- _Work to be completed_: Write out every line from the listing below where the string "battery" is found.
--- START ---
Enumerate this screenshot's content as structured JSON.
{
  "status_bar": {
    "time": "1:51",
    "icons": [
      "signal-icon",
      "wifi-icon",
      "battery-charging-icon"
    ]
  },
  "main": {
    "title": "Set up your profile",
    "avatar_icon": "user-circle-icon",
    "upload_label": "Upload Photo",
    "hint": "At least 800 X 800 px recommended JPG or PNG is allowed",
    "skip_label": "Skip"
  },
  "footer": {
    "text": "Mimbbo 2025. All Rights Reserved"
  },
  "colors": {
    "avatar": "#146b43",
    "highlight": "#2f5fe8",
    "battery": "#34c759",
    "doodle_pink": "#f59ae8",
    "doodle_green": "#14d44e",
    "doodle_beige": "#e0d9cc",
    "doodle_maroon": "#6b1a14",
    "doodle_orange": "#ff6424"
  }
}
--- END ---
- _Answer_:
      "battery-charging-icon"
    "battery": "#34c759",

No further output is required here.